Causes of impetigo or school sores

Impetigo develops when a common germ (usually Streptococcus A or Staphylococcus aureus bacteria) gets into a cut, scratch or sore on your child’s skin. Because the skin is broken, it can’t serve as a barrier against the germs.

The germs multiply in the sore and stop it from healing normally. The germs can spread to other parts of the body through contact with the original sore. This causes more impetigo sores. The germs in the sores are also highly contagious to other people.

Impetigo often occurs on top of other skin problems such as eczema, scabies, insect bites  or chickenpox.

Impetigo is more common in the warmer months.

Impetigo is also called school sores.

Symptoms of impetigo or school sores

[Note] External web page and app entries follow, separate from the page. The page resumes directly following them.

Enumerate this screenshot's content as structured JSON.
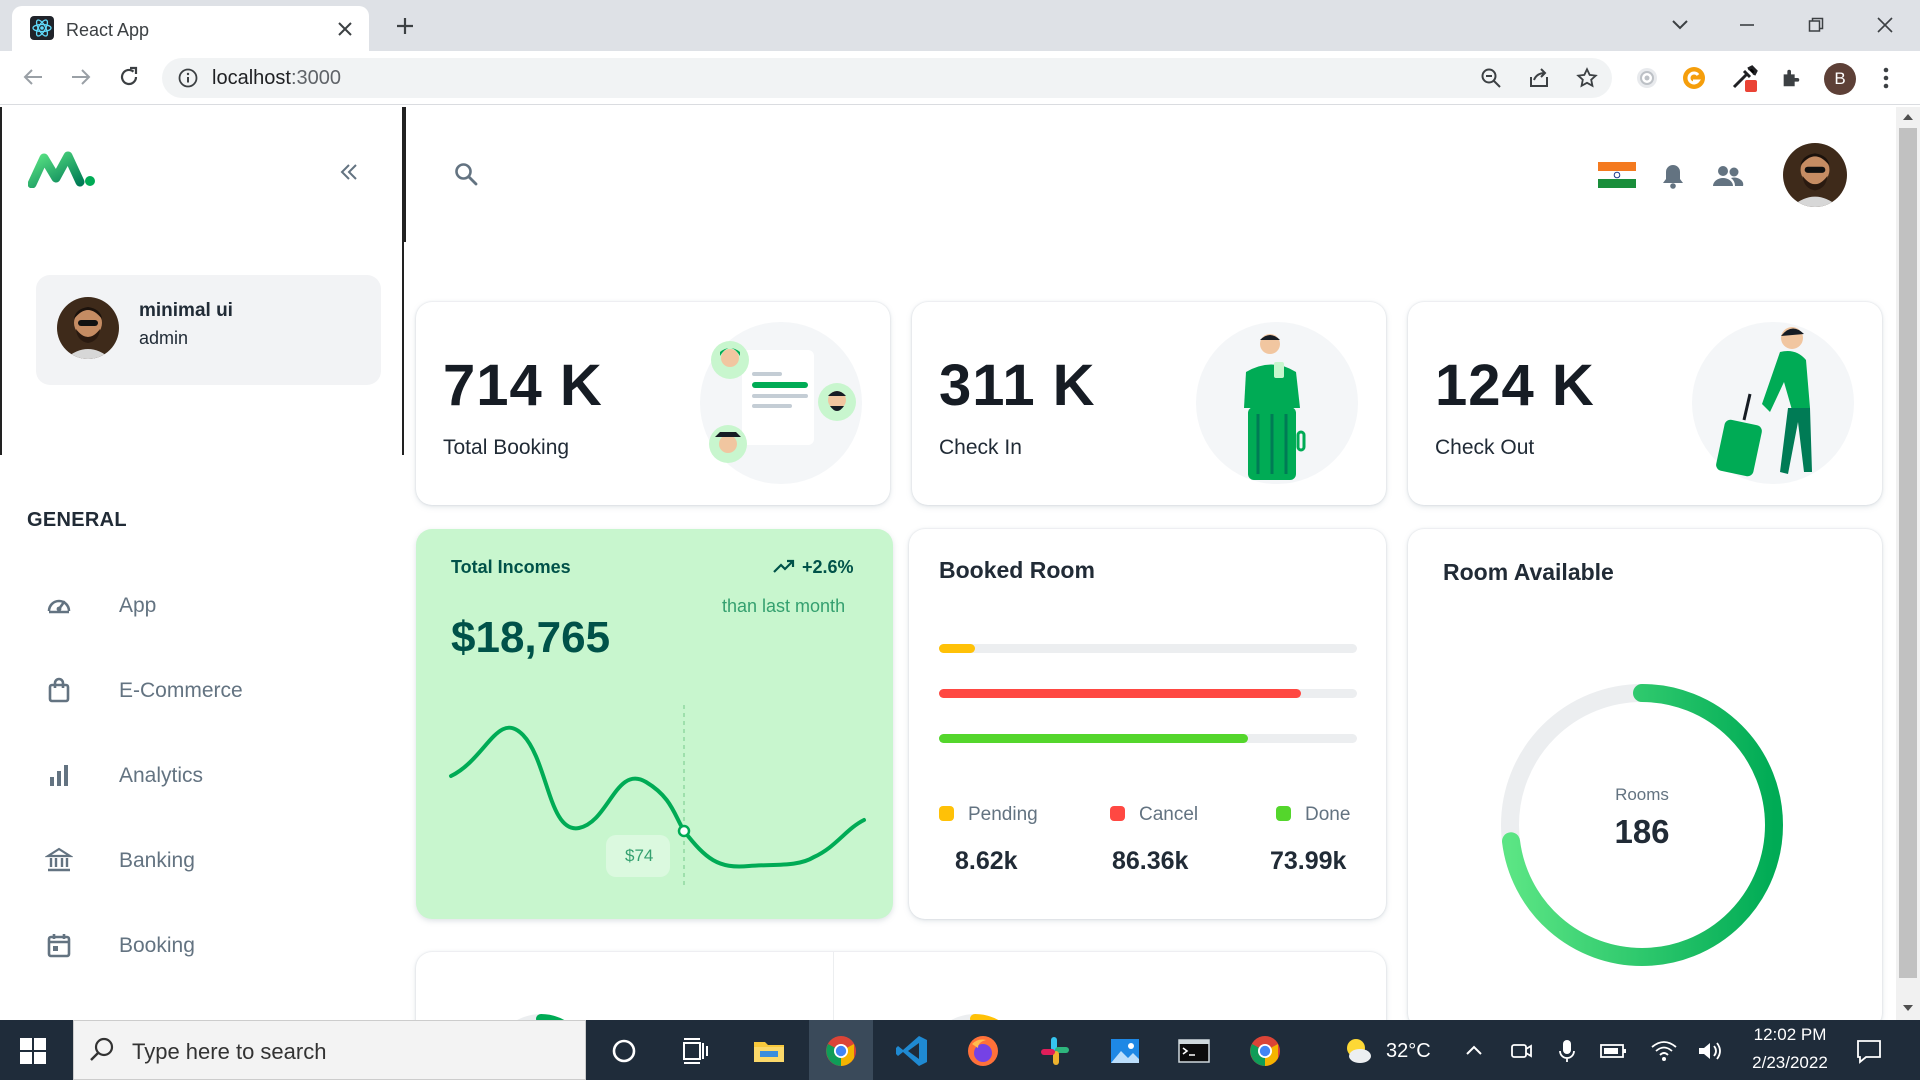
{
  "browser": {
    "tab_title": "React App",
    "url_host": "localhost",
    "url_port": ":3000",
    "profile_initial": "B"
  },
  "sidebar": {
    "account": {
      "name": "minimal ui",
      "role": "admin"
    },
    "section_title": "GENERAL",
    "items": [
      {
        "label": "App",
        "icon": "dashboard-icon"
      },
      {
        "label": "E-Commerce",
        "icon": "shopping-bag-icon"
      },
      {
        "label": "Analytics",
        "icon": "bar-chart-icon"
      },
      {
        "label": "Banking",
        "icon": "bank-icon"
      },
      {
        "label": "Booking",
        "icon": "calendar-icon"
      }
    ]
  },
  "stats": [
    {
      "value": "714 K",
      "label": "Total Booking"
    },
    {
      "value": "311 K",
      "label": "Check In"
    },
    {
      "value": "124 K",
      "label": "Check Out"
    }
  ],
  "income": {
    "title": "Total Incomes",
    "change": "+2.6%",
    "change_note": "than last month",
    "amount": "$18,765",
    "tooltip": "$74",
    "color": "#00ab55"
  },
  "booked_room": {
    "title": "Booked Room",
    "bars": [
      {
        "name": "Pending",
        "value": "8.62k",
        "fraction": 0.085,
        "color": "#ffc107"
      },
      {
        "name": "Cancel",
        "value": "86.36k",
        "fraction": 0.865,
        "color": "#ff4842"
      },
      {
        "name": "Done",
        "value": "73.99k",
        "fraction": 0.74,
        "color": "#54d62c"
      }
    ]
  },
  "room_available": {
    "title": "Room Available",
    "center_label": "Rooms",
    "center_value": "186",
    "fraction": 0.73
  },
  "taskbar": {
    "search_placeholder": "Type here to search",
    "weather": "32°C",
    "time": "12:02 PM",
    "date": "2/23/2022"
  },
  "colors": {
    "primary": "#00ab55",
    "income_bg": "#c8f6ce",
    "text": "#212b36",
    "muted": "#637381"
  }
}
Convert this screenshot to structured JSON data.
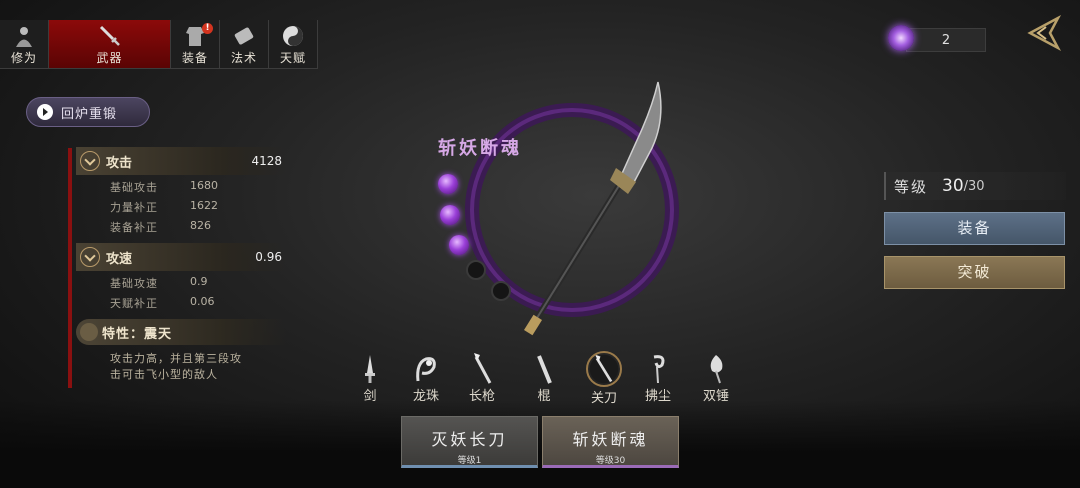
{
  "tabs": [
    {
      "label": "修为",
      "icon": "cultivator-icon"
    },
    {
      "label": "武器",
      "icon": "sword-icon",
      "active": true
    },
    {
      "label": "装备",
      "icon": "armor-icon",
      "badge": "!"
    },
    {
      "label": "法术",
      "icon": "scroll-icon"
    },
    {
      "label": "天赋",
      "icon": "taiji-icon"
    }
  ],
  "reforge_label": "回炉重锻",
  "stats": {
    "attack": {
      "title": "攻击",
      "value": "4128",
      "rows": [
        {
          "k": "基础攻击",
          "v": "1680"
        },
        {
          "k": "力量补正",
          "v": "1622"
        },
        {
          "k": "装备补正",
          "v": "826"
        }
      ]
    },
    "speed": {
      "title": "攻速",
      "value": "0.96",
      "rows": [
        {
          "k": "基础攻速",
          "v": "0.9"
        },
        {
          "k": "天赋补正",
          "v": "0.06"
        }
      ]
    },
    "trait": {
      "title": "特性：震天",
      "desc": "攻击力高，并且第三段攻击可击飞小型的敌人"
    }
  },
  "weapon": {
    "name": "斩妖断魂",
    "orbs_filled": 3,
    "orbs_total": 5
  },
  "currency": {
    "value": "2",
    "icon": "purple-gem-icon"
  },
  "level": {
    "label": "等级",
    "value": "30",
    "max": "/30"
  },
  "buttons": {
    "equip": "装备",
    "breakthrough": "突破"
  },
  "weapon_types": [
    {
      "label": "剑"
    },
    {
      "label": "龙珠"
    },
    {
      "label": "长枪"
    },
    {
      "label": "棍"
    },
    {
      "label": "关刀",
      "selected": true
    },
    {
      "label": "拂尘"
    },
    {
      "label": "双锤"
    }
  ],
  "cards": [
    {
      "name": "灭妖长刀",
      "level": "等级1"
    },
    {
      "name": "斩妖断魂",
      "level": "等级30"
    }
  ],
  "colors": {
    "accent_red": "#8c0a0a",
    "purple": "#9a3fd8",
    "equip_blue": "#5d7087",
    "break_gold": "#8a7755"
  }
}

In the early stages of impetigo, all you might notice are flat red spots or small blisters on any part of your child’s body. These spots are especially common around the face (particularly the mouth and nose), hands and legs.

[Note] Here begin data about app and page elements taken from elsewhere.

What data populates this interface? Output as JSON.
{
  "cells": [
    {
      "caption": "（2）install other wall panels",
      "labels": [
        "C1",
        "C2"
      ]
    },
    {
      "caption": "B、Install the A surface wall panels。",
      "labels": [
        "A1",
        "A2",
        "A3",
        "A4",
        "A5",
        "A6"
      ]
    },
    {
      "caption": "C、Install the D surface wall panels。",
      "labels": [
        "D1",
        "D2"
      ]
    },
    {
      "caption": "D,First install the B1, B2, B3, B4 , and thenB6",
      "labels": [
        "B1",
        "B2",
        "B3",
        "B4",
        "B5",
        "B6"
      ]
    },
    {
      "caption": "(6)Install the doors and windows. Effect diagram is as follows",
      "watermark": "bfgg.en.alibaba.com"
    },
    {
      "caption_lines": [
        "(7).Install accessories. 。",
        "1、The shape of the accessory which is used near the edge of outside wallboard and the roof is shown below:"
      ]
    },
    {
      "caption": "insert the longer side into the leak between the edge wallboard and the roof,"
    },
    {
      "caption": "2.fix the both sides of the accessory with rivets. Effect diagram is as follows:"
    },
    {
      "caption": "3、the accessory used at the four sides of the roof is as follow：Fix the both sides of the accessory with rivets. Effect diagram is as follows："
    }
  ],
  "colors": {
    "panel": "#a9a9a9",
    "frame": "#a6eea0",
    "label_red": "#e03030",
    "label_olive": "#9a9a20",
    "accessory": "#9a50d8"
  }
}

The spots might fill up with yellow or green pus, burst or crust over. The germs are in the liquid and crusts of the sores. If you don’t treat the sores, they might get bigger and more of them might grow.

Impetigo can be itchy or tender.

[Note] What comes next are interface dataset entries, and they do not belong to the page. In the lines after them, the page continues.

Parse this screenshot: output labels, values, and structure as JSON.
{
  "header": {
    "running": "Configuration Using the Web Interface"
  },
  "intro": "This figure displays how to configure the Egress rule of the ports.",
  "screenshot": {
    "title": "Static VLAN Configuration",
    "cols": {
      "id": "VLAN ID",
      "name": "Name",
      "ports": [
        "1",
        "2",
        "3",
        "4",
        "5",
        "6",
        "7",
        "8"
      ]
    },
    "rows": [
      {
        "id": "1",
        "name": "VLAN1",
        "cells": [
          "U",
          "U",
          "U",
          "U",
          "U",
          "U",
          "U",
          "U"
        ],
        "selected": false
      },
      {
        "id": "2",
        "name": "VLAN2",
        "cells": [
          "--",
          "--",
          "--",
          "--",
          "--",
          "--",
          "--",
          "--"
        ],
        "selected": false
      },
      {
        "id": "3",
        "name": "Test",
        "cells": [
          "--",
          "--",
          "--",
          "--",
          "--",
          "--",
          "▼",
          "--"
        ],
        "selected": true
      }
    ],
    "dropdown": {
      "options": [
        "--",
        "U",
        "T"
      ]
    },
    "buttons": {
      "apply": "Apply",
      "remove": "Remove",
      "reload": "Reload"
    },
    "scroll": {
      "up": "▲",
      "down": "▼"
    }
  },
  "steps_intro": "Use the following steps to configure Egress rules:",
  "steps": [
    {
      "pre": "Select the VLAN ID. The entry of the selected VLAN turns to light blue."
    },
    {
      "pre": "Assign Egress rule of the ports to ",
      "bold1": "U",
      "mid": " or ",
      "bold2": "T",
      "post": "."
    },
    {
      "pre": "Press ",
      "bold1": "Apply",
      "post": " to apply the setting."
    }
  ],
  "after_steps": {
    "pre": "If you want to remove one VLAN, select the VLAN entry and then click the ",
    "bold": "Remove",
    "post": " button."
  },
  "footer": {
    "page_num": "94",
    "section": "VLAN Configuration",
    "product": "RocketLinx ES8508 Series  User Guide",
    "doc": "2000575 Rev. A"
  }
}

When to see your doctor about impetigo or school sores

You should see your doctor if:

  • a sore on your child’s body is surrounded by an area of red skin
  • your child is also generally unwell or has a fever
  • you think your child has impetigo.

Tests for impetigo or school sores

Your GP will take a swab of the infected sores and send it for pathology. This can work out what germ is causing the impetigo infection and the antibiotic that will work best against that germ.

Treatment of impetigo or school sores

If the impetigo sores are small and aren’t blistering, apply an antibiotic cream and be extra careful about skin hygiene and handwashing. This can prevent the sores from spreading and allow them to heal.

But most cases of impetigo need a prescribed medication, either mupirocin ointment and/or antibiotic medicine by mouth for 7-10 days. Your child must take the full course of antibiotics, or the infection might come back again.

In between putting the ointment on the infected spots, gently wash your child’s skin with soap or an antibacterial solution, then pat dry.

You can remove the crusts from your child’s skin by soaking her in the bath for 20-30 minutes to soften the scabs. You can then gently wipe away the crust with a towel.

Prevention of impetigo or school sores

Wash any bites, cuts, grazes or areas of eczema carefully and keep them clean. These can be points of entry for the germs that cause impetigo.

Impetigo can spread rapidly to other parts of the body if your child touches the sore and then scratches somewhere else. Explain this to your child, and encourage him not to pick at the sores.

Keep your child’s fingernails short and wash her hands often, until the infection has cleared up.

Use separate towels for different areas of impetigo, and don’t use these towels to dry unaffected areas of your child’s body.

Use hot water to wash towels, bed linen, soft toys and anything else that has come into contact with blood, pus or sores. Dry in hot sun or in a hot clothes dryer.

Impetigo is highly contagious. Keep your child home from child care, preschool or school, and cover all the sores with watertight dressings. After your child starts antibiotic treatment, wait at least 24 hours before sending her back to child care, preschool or school.
  • Last updated or reviewed 27-08-2015